• Required action:
What lines below contain the string "image"? List them all.

BEGIN Exercise inputs

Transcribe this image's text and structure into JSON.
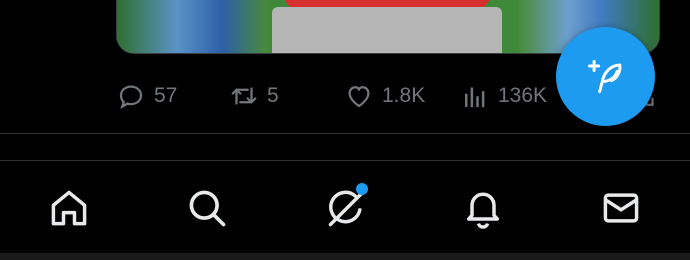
{
  "tweet": {
    "metrics": {
      "replies": "57",
      "retweets": "5",
      "likes": "1.8K",
      "views": "136K"
    }
  },
  "compose": {
    "icon": "feather-plus-icon"
  },
  "nav": {
    "items": [
      {
        "name": "home",
        "icon": "home-icon"
      },
      {
        "name": "search",
        "icon": "search-icon"
      },
      {
        "name": "grok",
        "icon": "grok-icon",
        "has_notification_dot": true
      },
      {
        "name": "notifications",
        "icon": "bell-icon"
      },
      {
        "name": "messages",
        "icon": "mail-icon"
      }
    ]
  },
  "colors": {
    "background": "#000000",
    "muted_text": "#71767b",
    "accent": "#1d9bf0",
    "divider": "#2f3336",
    "icon_white": "#e7e9ea"
  }
}
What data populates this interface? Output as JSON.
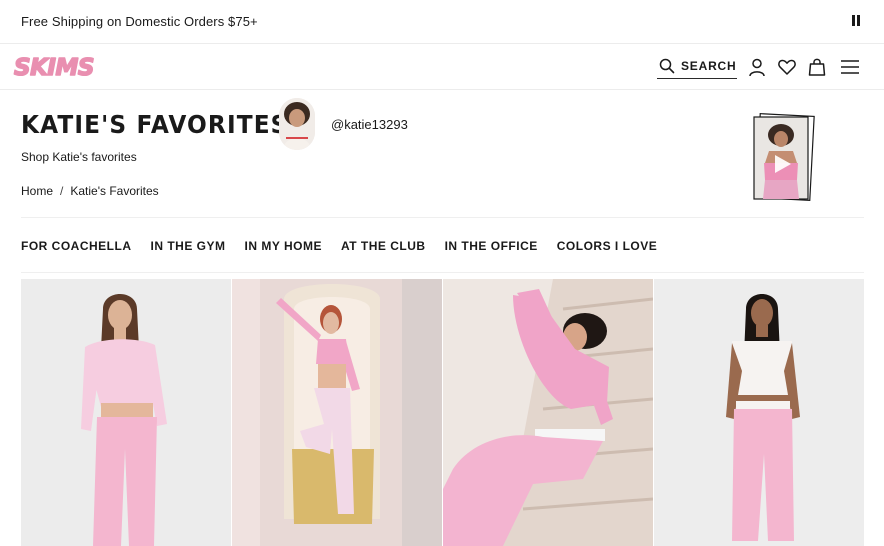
{
  "promo": {
    "text": "Free Shipping on Domestic Orders $75+"
  },
  "header": {
    "logo_text": "SKIMS",
    "search_label": "SEARCH"
  },
  "hero": {
    "title": "KATIE'S FAVORITES",
    "subtitle": "Shop Katie's favorites",
    "handle": "@katie13293"
  },
  "breadcrumb": {
    "home": "Home",
    "separator": "/",
    "current": "Katie's Favorites"
  },
  "tabs": [
    "FOR COACHELLA",
    "IN THE GYM",
    "IN MY HOME",
    "AT THE CLUB",
    "IN THE OFFICE",
    "COLORS I LOVE"
  ],
  "products": [
    {
      "image": "model-pink-off-shoulder-top-and-joggers"
    },
    {
      "image": "model-pink-crop-top-and-flare-pants"
    },
    {
      "image": "model-pink-sweatshirt-on-stairs"
    },
    {
      "image": "model-white-tee-and-pink-joggers"
    }
  ],
  "colors": {
    "brand_pink": "#e98fb0",
    "text": "#1a1a1a",
    "product_pink": "#f4b6cf"
  }
}
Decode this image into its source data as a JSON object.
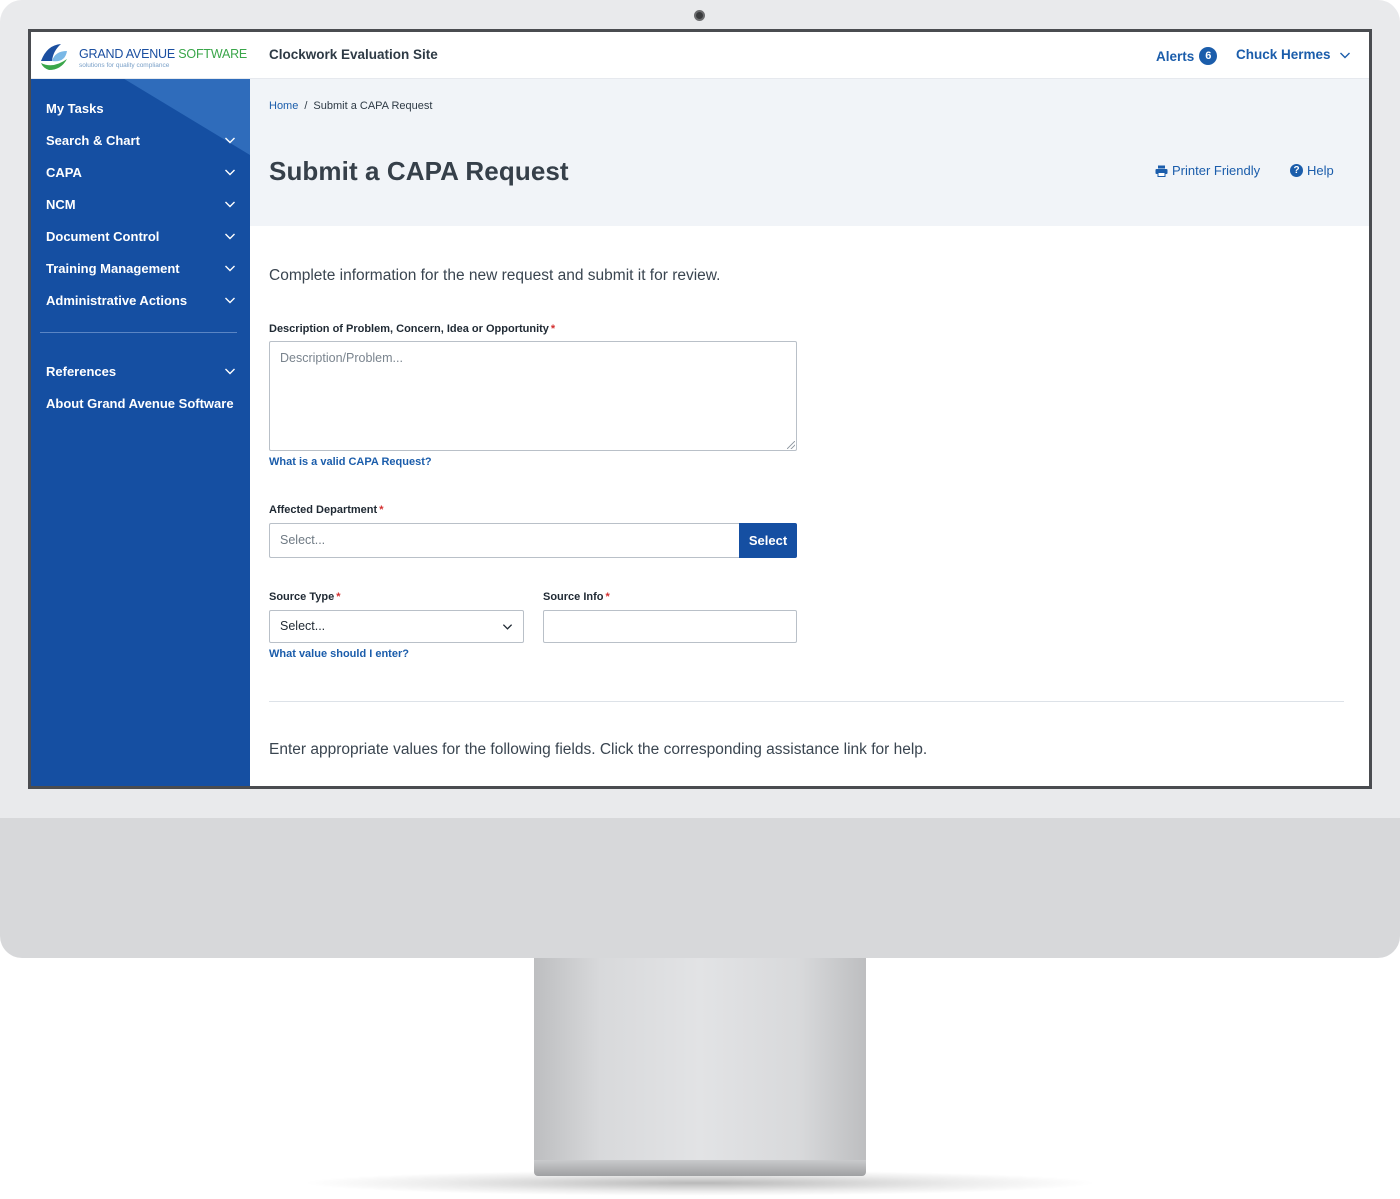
{
  "header": {
    "logo_name": "GRAND AVENUE",
    "logo_name_accent": "SOFTWARE",
    "logo_tagline": "solutions for quality compliance",
    "site_name": "Clockwork Evaluation Site",
    "alerts_label": "Alerts",
    "alerts_count": "6",
    "user_name": "Chuck Hermes"
  },
  "sidebar": {
    "items": [
      {
        "label": "My Tasks",
        "expandable": false
      },
      {
        "label": "Search & Chart",
        "expandable": true
      },
      {
        "label": "CAPA",
        "expandable": true
      },
      {
        "label": "NCM",
        "expandable": true
      },
      {
        "label": "Document Control",
        "expandable": true
      },
      {
        "label": "Training Management",
        "expandable": true
      },
      {
        "label": "Administrative Actions",
        "expandable": true
      }
    ],
    "secondary_items": [
      {
        "label": "References",
        "expandable": true
      },
      {
        "label": "About Grand Avenue Software",
        "expandable": false
      }
    ]
  },
  "breadcrumb": {
    "home": "Home",
    "separator": "/",
    "current": "Submit a CAPA Request"
  },
  "page": {
    "title": "Submit a CAPA Request",
    "printer_friendly": "Printer Friendly",
    "help": "Help",
    "help_icon_glyph": "?",
    "intro": "Complete information for the new request and submit it for review.",
    "outro": "Enter appropriate values for the following fields. Click the corresponding assistance link for help."
  },
  "form": {
    "required_marker": "*",
    "description": {
      "label": "Description of Problem, Concern, Idea or Opportunity",
      "placeholder": "Description/Problem...",
      "help_link": "What is a valid CAPA Request?"
    },
    "department": {
      "label": "Affected Department",
      "placeholder": "Select...",
      "button": "Select"
    },
    "source_type": {
      "label": "Source Type",
      "selected": "Select...",
      "help_link": "What value should I enter?"
    },
    "source_info": {
      "label": "Source Info",
      "value": ""
    }
  },
  "colors": {
    "sidebar": "#154fa2",
    "link": "#1b5dab",
    "required": "#d32f2f",
    "header_band": "#f1f4f8"
  },
  "icons": [
    "logo-icon",
    "chevron-down-icon",
    "printer-icon",
    "help-icon"
  ]
}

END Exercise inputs

• Answer to this task:
Transcribe this image's text and structure into JSON.
      "image": "model-pink-off-shoulder-top-and-joggers"
      "image": "model-pink-crop-top-and-flare-pants"
      "image": "model-pink-sweatshirt-on-stairs"
      "image": "model-white-tee-and-pink-joggers"
Decode this image into its source data as a JSON object.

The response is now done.